This is part of a series. Check out the following if you would like to see more:
Lessons for Human Resources Professionals: The Care and Feeding of Employees – Part One »
Lessons for Human Resources Professionals: Health and Wellness Programs – Part Two »
Lessons for Human Resources Professionals: Supporting Employees Dietary Needs – Part Three »
Lessons for Human Resources Professionals: Legal Implications – Part Four »
And now, let’s talk about covering…
A meeting planner manages and hosts recruiting events for employers. The events bring in thousands of young applicants to meet with potential employers of major Fortune 500 companies. Over the course of the week, there are multiple meal functions. Since she has food allergies herself, she takes managing the dietary needs of the recruiters and applicants very seriously. She works diligently with the hotel staff to ensure that everyone can eat safely.
Last year, at the final dinner where the applicants were dining with the employers most likely to hire them, the catering team told the planner that her special meal requests were way off; none of the special meals had been picked up. She could not figure out why, since all week they were spot on.
She investigated the matter and found out that the applicants did not request their “special” meals because they did not want to be looked upon as burdensome employees, those who might cause hassles in the workplace. This phenomenon, called “covering,” coined in 1963 by sociologist Erving Goffman, also occurs when young women remove their wedding rings to prevent potential employers from assuming that they would leave work to have children.

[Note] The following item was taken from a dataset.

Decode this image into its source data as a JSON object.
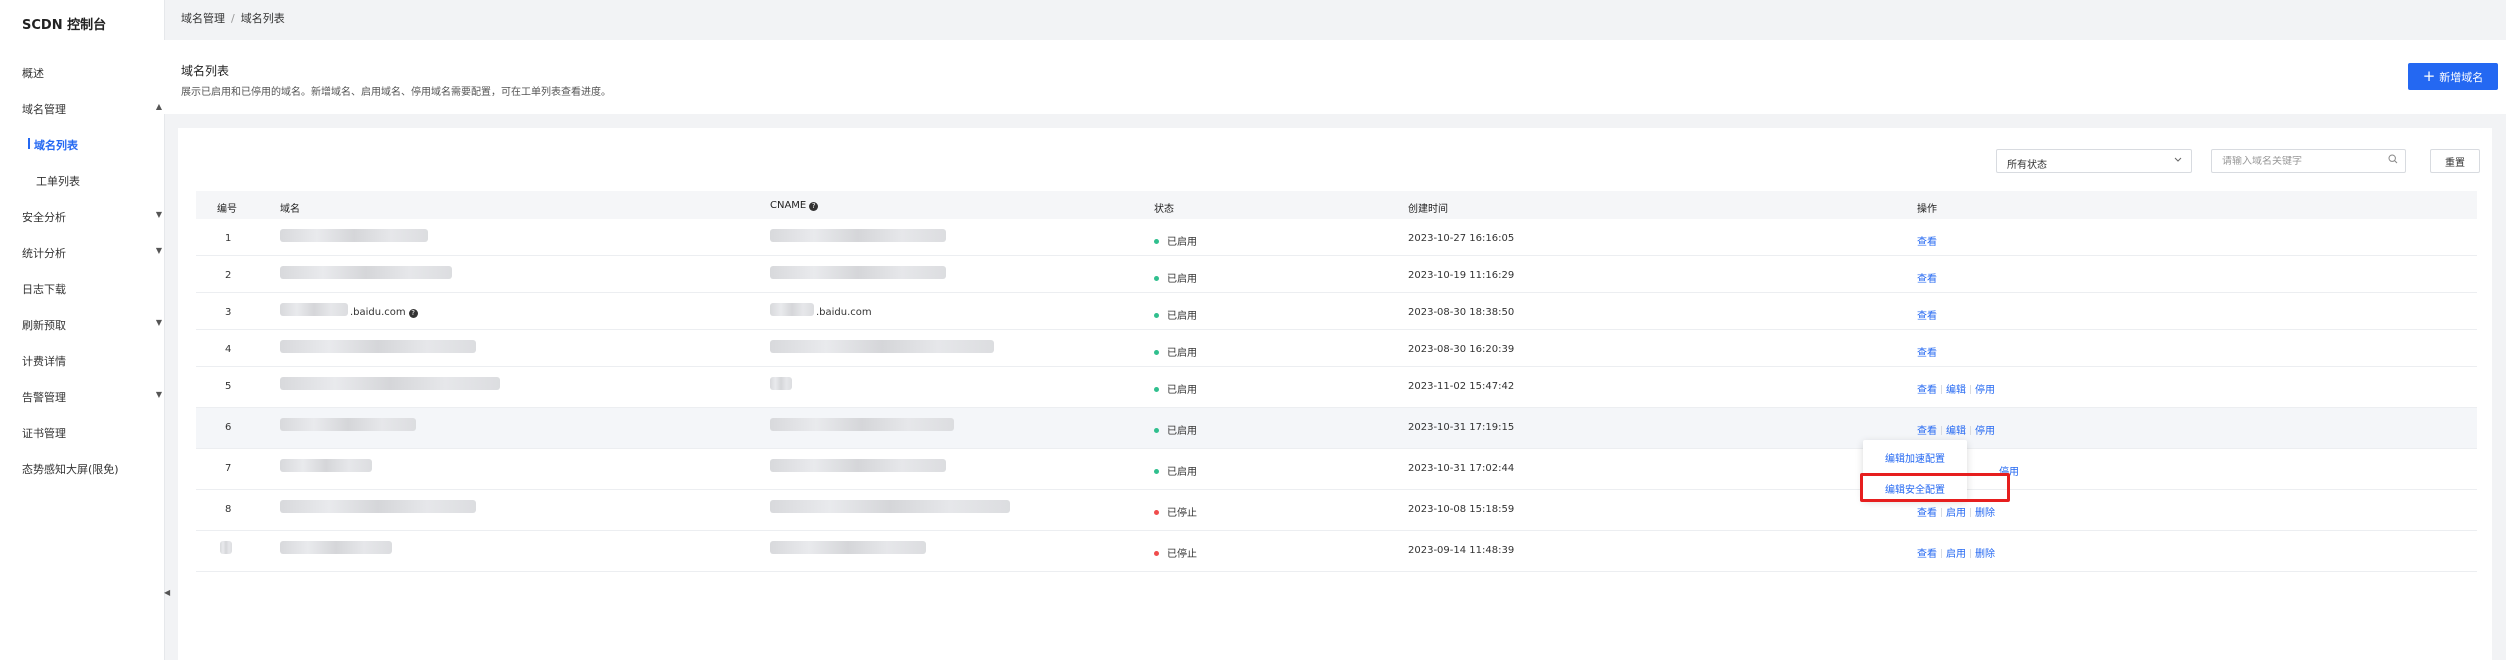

Covering is unacceptable on many fronts. But as Kenji Yoshino and Christie Smith point out in their study “Uncovering Talent: A New Model of Inclusion,” most inclusion efforts do not address the pressure to conform to workplace standards. For example, an Indian man accepted the chicken salad plate presented to him at lunch, and ate only the lettuce around the chicken, because he did not want to ask for a vegetarian meal. John, a vegan who was interning at a company who offered him a job upon graduation, was not partaking in the intern pizza lunch. Instead of asking if a vegan pizza could be ordered, he ate the iceberg lettuce instead.
So how does a human resources professional ensure that employees aren’t covering – that they feel safe enough to admit their dietary needs instead of settling for lettuce? The best option would be to let employees choose their meals from menus that offer allergy-free, gluten-free, vegetarian/vegan, kosher and halal options. When that isn’t possible, make it clear to employees and potential employees that your workplace does not discriminate on the basis of disability or religion. When employees are reminded of this, they will often be brave enough to be honest about their needs.